[REQUIRED WORK] Your output should consist solely of the lines from the one holding "Transcribe this image's" to the end of the records below, inclusive, reproduced exactly and free of pictures.

[GIVEN DATA]
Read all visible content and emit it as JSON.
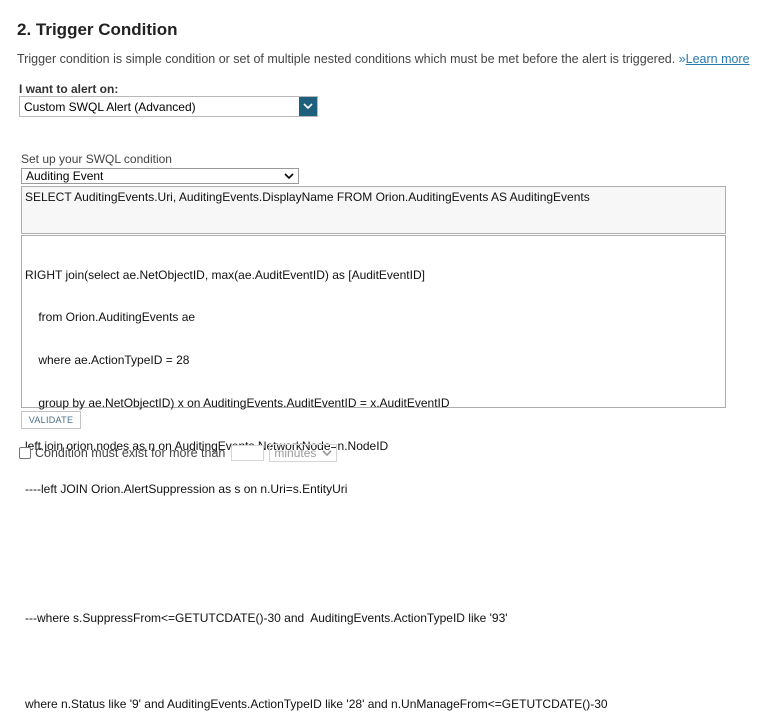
{
  "section": {
    "title": "2. Trigger Condition",
    "description": "Trigger condition is simple condition or set of multiple nested conditions which must be met before the alert is triggered. ",
    "learn_more_prefix": "»",
    "learn_more_label": "Learn more"
  },
  "alert_on": {
    "label": "I want to alert on:",
    "selected": "Custom SWQL Alert (Advanced)"
  },
  "swql": {
    "label": "Set up your SWQL condition",
    "entity_selected": "Auditing Event",
    "select_statement": "SELECT AuditingEvents.Uri, AuditingEvents.DisplayName FROM Orion.AuditingEvents AS AuditingEvents",
    "query_lines": [
      "RIGHT join(select ae.NetObjectID, max(ae.AuditEventID) as [AuditEventID]",
      "    from Orion.AuditingEvents ae",
      "    where ae.ActionTypeID = 28",
      "    group by ae.NetObjectID) x on AuditingEvents.AuditEventID = x.AuditEventID",
      "left join orion.nodes as n on AuditingEvents.NetworkNode=n.NodeID",
      "----left JOIN Orion.AlertSuppression as s on n.Uri=s.EntityUri",
      "",
      "",
      "---where s.SuppressFrom<=GETUTCDATE()-30 and  AuditingEvents.ActionTypeID like '93'",
      "",
      "where n.Status like '9' and AuditingEvents.ActionTypeID like '28' and n.UnManageFrom<=GETUTCDATE()-30"
    ],
    "validate_label": "VALIDATE"
  },
  "condition": {
    "label": "Condition must exist for more than",
    "duration_value": "",
    "unit_selected": "minutes"
  }
}
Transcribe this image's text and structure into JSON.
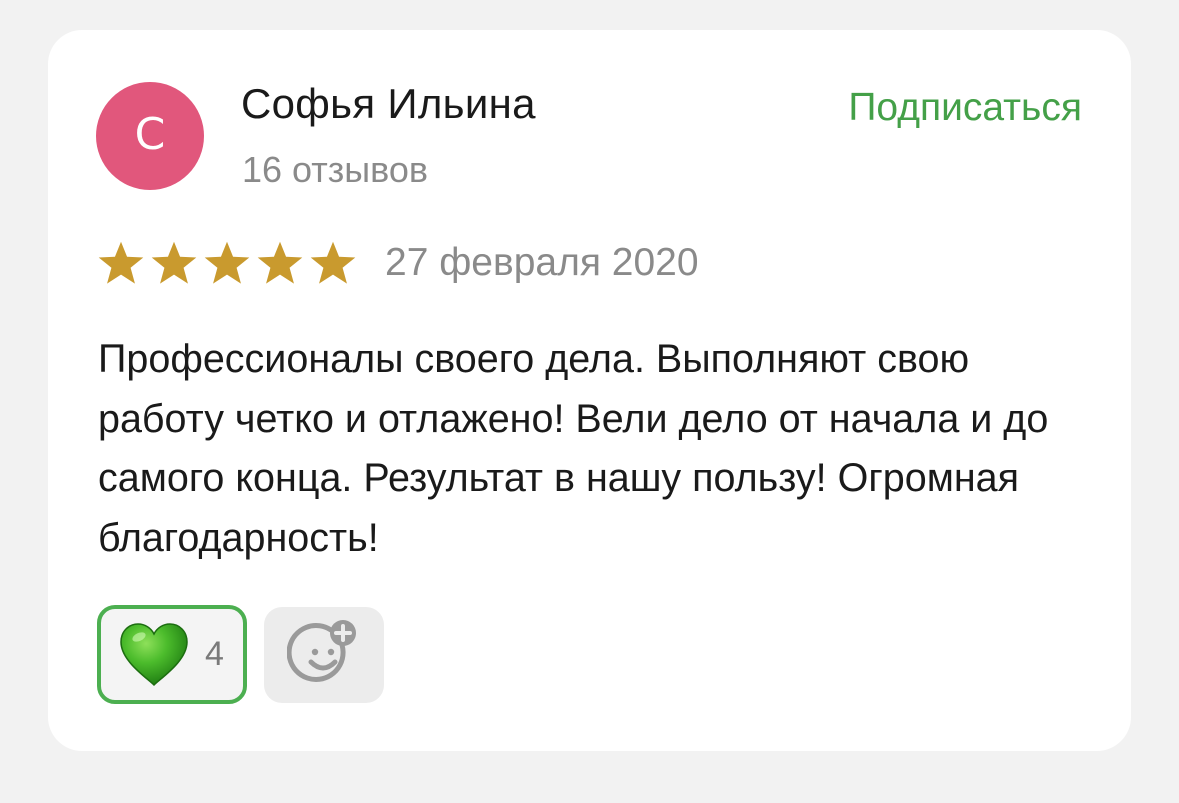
{
  "author": {
    "initial": "С",
    "name": "Софья Ильина",
    "reviews_count": "16 отзывов",
    "avatar_color": "#e1577c"
  },
  "subscribe": {
    "label": "Подписаться",
    "color": "#44a048"
  },
  "review": {
    "rating": 5,
    "rating_max": 5,
    "star_color": "#c99a2e",
    "date": "27 февраля 2020",
    "text": "Профессионалы своего дела. Выполняют свою работу четко и отлажено! Вели дело от начала и до самого конца. Результат в нашу пользу! Огромная благодарность!"
  },
  "reactions": {
    "like": {
      "icon": "green-heart-icon",
      "count": "4"
    },
    "add": {
      "icon": "add-reaction-smiley-icon"
    }
  }
}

[RESPONSE FOR THIS EXERCISE]
Transcribe this image's text and structure into JSON.
{
  "author": {
    "initial": "С",
    "name": "Софья Ильина",
    "reviews_count": "16 отзывов",
    "avatar_color": "#e1577c"
  },
  "subscribe": {
    "label": "Подписаться",
    "color": "#44a048"
  },
  "review": {
    "rating": 5,
    "rating_max": 5,
    "star_color": "#c99a2e",
    "date": "27 февраля 2020",
    "text": "Профессионалы своего дела. Выполняют свою работу четко и отлажено! Вели дело от начала и до самого конца. Результат в нашу пользу! Огромная благодарность!"
  },
  "reactions": {
    "like": {
      "icon": "green-heart-icon",
      "count": "4"
    },
    "add": {
      "icon": "add-reaction-smiley-icon"
    }
  }
}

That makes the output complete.